Supplied data: Begin

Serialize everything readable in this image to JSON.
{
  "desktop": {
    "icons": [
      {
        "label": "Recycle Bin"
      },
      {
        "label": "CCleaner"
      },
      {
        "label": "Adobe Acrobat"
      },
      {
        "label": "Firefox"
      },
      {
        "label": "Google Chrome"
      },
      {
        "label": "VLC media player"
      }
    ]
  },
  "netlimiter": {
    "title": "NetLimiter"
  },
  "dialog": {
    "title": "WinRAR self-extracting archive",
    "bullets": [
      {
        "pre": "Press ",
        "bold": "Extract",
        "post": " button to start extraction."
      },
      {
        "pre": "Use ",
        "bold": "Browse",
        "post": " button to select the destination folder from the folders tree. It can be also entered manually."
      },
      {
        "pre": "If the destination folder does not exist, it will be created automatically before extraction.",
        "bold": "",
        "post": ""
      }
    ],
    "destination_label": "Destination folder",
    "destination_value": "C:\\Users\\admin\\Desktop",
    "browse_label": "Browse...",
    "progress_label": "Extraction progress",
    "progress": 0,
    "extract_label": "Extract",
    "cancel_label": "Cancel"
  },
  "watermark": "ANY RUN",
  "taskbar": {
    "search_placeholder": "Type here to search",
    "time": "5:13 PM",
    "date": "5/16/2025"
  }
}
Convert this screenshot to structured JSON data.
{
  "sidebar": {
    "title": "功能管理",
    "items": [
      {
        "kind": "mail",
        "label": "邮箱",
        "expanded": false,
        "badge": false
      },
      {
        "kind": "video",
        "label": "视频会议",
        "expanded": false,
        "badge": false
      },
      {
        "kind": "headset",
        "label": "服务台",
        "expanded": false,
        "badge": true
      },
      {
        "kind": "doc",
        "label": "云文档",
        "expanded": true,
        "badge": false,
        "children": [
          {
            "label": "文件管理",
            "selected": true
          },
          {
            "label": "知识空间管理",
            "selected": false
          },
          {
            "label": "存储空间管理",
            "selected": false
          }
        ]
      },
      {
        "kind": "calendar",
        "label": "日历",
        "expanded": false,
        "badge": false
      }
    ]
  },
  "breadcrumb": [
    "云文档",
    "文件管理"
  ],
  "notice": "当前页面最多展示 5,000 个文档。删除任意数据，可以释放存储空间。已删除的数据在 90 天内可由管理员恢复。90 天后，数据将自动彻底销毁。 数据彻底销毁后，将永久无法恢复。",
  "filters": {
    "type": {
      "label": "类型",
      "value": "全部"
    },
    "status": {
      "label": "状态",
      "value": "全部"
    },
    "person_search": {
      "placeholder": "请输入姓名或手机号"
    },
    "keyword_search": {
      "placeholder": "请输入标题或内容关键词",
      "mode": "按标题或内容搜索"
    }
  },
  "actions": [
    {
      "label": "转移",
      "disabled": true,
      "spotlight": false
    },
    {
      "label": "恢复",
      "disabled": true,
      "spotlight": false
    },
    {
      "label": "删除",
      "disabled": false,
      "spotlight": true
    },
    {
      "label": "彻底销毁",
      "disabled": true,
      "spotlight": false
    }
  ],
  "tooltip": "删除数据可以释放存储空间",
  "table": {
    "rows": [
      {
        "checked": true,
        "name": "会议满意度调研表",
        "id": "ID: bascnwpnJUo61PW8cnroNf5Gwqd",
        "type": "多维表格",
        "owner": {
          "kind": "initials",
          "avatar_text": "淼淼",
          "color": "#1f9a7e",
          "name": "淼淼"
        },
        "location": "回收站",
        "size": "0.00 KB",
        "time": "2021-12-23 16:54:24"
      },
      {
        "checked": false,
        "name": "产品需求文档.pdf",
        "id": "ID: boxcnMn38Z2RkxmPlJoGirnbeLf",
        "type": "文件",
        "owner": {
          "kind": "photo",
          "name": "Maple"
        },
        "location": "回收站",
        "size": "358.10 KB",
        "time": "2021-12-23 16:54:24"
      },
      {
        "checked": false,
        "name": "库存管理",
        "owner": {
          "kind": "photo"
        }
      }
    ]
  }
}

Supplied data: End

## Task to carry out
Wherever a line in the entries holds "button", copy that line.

## Solution for this exercise
        "post": " button to start extraction."
        "post": " button to select the destination folder from the folders tree. It can be also entered manually."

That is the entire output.